How to be a better driver and cyclist
There's no need for animosity on the road. Here are some top tips to help us all get along.
If, as a driver, your journey is held up by a slower-moving road user – whether a car, a tractor, cyclist or horse – then be patient. As the Highway Code (rule 125) says, “you should always reduce your speed when sharing the road with pedestrians, cyclists and horse riders, particularly children, and motorcyclists.
In October 2018, the government announced that it was reviewing the Highway Code to further protect cyclists and pedestrians, by particularly focusing on the issue of close passing. The revisions will also advocate the “Dutch reach”, a method of opening doors with the hand furthest from the door, to force drivers to look over their shoulder for passing traffic.
This follows increasingly close pass operations by police, which have seen drivers stopped and fined for not leaving cyclists enough space.
There's a divide among experts on the use of flashing lights, hi-vis and reflective clothing to make it easier for cyclists, pedestrians and horse riders to be seen by motorists. Some say you can't be too visible and encourage all of the above, but others worry that doing so puts the onus on vulnerable road users rather than drivers to avoid an accident, and that if everyone used flashing lights and hi-vis, it would become the norm and so lose its effectiveness.
Regardless of who is wearing what - motorists, keep your eyes open!
But equally, faster road users should be patient with slower-moving traffic, and only overtake when it's safe to do so. It's better to lose a minute or two or time than to risk someone's life.
Conversely, many people get het up about cyclists doing things that, in fact, they’re supposed to do. Riding two abreast, for example, is encouraged because it means that drivers spend less time on the opposite side of the road when overtaking than they would if two riders were nose-to-tail. This is particularly true with larger groups of cyclists. When you consider how much space you should give when overtaking a cyclist, if there isn’t room to overtake two abreast, then there isn’t room to overtake at all.
Annoyed with a cyclist in the middle of the road? Well, don’t be. There’s no rule to say that cyclists should hug the kerb, and in fact it’s actively discouraged because of the amount of detritus that can gather there and cause a hazard. Cyclists are advised to “take the lane” where necessary to dissuade impatient drivers from overtaking dangerously. At the same time, though, cyclists should remember not to hold up traffic unnecessarily. On narrow, or busy roads, and around bends, ride single file and let congested traffic through where practical.

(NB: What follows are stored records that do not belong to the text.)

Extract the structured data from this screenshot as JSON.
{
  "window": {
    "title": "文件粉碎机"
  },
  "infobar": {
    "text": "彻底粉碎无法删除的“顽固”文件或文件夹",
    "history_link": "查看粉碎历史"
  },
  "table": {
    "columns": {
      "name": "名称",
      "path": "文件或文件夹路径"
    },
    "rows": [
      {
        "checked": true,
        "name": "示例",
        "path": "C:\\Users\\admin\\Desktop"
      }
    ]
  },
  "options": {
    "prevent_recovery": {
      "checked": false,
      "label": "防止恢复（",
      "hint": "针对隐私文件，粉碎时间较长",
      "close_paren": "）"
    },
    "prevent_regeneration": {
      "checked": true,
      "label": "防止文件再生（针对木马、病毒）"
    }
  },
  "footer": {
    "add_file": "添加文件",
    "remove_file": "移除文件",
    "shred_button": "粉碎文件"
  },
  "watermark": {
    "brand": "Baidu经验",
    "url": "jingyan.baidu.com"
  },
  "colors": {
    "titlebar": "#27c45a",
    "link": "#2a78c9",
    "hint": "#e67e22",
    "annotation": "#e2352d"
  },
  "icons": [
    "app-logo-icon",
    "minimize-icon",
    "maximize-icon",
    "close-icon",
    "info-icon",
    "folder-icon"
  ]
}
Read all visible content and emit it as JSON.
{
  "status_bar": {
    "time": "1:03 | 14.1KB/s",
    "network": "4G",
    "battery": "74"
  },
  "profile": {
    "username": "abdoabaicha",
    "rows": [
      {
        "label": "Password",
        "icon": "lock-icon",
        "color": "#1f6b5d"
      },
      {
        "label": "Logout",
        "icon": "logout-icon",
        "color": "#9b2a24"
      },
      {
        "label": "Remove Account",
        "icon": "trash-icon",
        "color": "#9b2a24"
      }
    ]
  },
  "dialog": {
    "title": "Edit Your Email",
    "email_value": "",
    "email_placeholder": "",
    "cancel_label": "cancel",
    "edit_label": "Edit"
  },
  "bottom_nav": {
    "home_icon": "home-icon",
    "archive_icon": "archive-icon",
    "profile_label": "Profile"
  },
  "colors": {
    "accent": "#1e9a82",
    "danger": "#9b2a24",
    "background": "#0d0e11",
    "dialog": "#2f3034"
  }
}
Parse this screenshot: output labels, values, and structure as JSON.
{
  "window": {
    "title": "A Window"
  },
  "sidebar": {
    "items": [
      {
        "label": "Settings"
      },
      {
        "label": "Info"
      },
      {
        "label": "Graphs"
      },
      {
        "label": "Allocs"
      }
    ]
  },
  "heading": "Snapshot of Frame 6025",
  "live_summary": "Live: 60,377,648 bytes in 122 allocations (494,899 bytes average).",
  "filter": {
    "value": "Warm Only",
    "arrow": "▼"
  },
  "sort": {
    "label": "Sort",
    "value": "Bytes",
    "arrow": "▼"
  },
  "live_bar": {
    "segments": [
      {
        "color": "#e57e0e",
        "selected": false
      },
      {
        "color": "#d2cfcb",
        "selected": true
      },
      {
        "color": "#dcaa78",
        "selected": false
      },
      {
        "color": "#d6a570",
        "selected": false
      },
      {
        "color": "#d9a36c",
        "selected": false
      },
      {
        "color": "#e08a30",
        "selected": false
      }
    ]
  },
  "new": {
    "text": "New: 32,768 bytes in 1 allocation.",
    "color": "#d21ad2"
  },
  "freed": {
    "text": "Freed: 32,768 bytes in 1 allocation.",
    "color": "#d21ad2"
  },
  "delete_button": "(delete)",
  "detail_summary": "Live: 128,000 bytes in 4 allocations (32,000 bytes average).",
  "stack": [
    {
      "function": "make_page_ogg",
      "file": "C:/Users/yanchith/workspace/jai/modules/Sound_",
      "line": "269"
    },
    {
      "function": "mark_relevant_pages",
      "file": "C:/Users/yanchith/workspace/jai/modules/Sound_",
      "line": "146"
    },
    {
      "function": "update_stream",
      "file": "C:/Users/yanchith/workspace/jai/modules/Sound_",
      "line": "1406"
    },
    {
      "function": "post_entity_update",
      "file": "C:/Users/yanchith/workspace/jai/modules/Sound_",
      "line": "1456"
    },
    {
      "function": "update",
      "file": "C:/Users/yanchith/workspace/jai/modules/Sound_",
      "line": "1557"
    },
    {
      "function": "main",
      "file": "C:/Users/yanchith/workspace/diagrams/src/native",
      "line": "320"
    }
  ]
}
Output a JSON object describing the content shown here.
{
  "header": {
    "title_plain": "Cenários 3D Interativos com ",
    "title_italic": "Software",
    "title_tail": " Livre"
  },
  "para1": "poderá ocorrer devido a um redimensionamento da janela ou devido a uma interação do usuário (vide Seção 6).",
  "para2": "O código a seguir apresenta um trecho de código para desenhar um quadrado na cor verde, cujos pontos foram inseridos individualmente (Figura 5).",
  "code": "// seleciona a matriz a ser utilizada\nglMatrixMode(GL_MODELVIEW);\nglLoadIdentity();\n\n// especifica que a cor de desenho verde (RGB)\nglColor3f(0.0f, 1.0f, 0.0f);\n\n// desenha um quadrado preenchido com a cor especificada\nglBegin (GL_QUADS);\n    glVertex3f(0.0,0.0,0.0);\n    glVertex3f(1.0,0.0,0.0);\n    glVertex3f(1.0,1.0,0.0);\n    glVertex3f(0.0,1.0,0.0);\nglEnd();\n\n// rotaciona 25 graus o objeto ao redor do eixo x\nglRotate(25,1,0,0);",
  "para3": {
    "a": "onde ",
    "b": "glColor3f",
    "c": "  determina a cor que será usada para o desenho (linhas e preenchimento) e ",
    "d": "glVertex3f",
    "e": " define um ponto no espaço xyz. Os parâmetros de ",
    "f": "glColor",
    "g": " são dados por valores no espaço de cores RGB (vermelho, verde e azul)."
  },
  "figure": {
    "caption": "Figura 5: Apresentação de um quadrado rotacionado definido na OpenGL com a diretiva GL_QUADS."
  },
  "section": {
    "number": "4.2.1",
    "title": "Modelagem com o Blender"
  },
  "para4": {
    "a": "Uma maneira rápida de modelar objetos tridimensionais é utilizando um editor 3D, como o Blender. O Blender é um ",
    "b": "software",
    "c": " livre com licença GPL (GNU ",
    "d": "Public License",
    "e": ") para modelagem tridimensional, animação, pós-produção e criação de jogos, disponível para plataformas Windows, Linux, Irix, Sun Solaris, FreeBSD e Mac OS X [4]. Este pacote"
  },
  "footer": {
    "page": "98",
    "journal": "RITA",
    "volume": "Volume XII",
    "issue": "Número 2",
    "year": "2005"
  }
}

Cycle lanes can be very useful, but it’s not compulsory for cyclists to use them. The UK doesn’t have the best cycle network in the world, and quite often cycle lanes are not fit for purpose, or are badly maintained. Cyclists are well within their rights to use the road instead.